As we move into March, my spirits are lifted by the sight of the first shoots of spring tentatively emerging from the frozen ground. True, there is a lingering chill in the air, borne on bitter draughts of wind that make your eyes water. But still, there is the merciful sense of the evenings getting lighter and longer, the warmth of summer becoming ever more tangible, nearing over the horizon. Indeed, as the earth wakens from its winter sleep, it feels as if we humans are likewise coming out of hibernation. Of course, some parts of the planet will have been sweltering under a burning sun over recent months, while other regions bask in temperate warmth all year round. But up towards the Arctic, folk in the northern regions of the globe have been shivering through a cold, dark winter. During these long months, the word 'hibernation' does feel apt: we shelter from the elements, hopefully in some enveloping cocoon of warmth, hunkered down in our nests. If we're lucky, we'll even feel koselig.
In my recent project to collect 'untranslatable words' that relate to wellbeing, the wonderful Norwegian word koselig is one of my favourites. Superficially, it might be roughly described as meaning 'cozy'. However, its significance seems to run far deeper, capturing a multitude of positive feelings and experiences. It tends to be described as communicating an almost existential sense of warmth, security, intimacy, and happiness. Perhaps picture Norwegians, merrily huddled by the fire, sheltering from the brutal winter, gladly toasting their gathering as being koselig. Indeed, as this nice blogpost elucidates, so central is this word to Norwegian culture, its usage extends into areas of life that have no direct connection with 'coziness', but simply involve a shared sense of friendliness and intimacy. For instance, it can apparently be used to describe a reunion with a long-lost friend, a tender kiss, a merry party, even working in supportive collaboration with colleagues.
As I think about koselig, I feel a little envious, as if it's a feeling that us non-Norwegians are missing out on. But then, I wonder if that actually is the case. One of the questions that drove my project was the issue of whether these words truly are 'untranslatable'. As I undertook the project, it seemed that it might not only be Norwegians who have crafted a special word to capture the constellation of valued feelings and experiences brought together by the term koselig. Many Northern European languages have kinship words that encompass similar meanings - from hyggelig in Danish and mysa in Swedish, to gezellig in Dutch and gemütlich in German. Indeed, I began to wonder about my own English word, cozy. I had initially regarded this as a 'superficial' translation, lacking the emotional depth and resonance of koselig. But is it? It strikes me that 'cozy' doesn't just describe something as simple as the warmth and comfort of a room.

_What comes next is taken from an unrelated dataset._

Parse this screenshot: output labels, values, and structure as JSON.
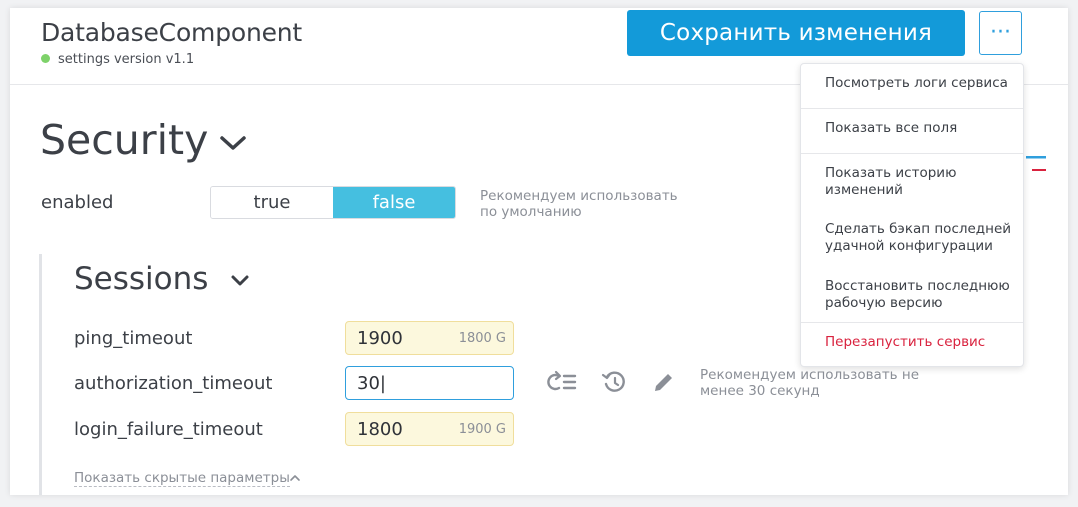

Rather, it seems to express some fundamental sense of being safe and secure, protected against the elements - not only against the inclement British weather, but the hostilities of life itself. Or am I just longingly reading these qualities into the word now that I've heard about koselig?!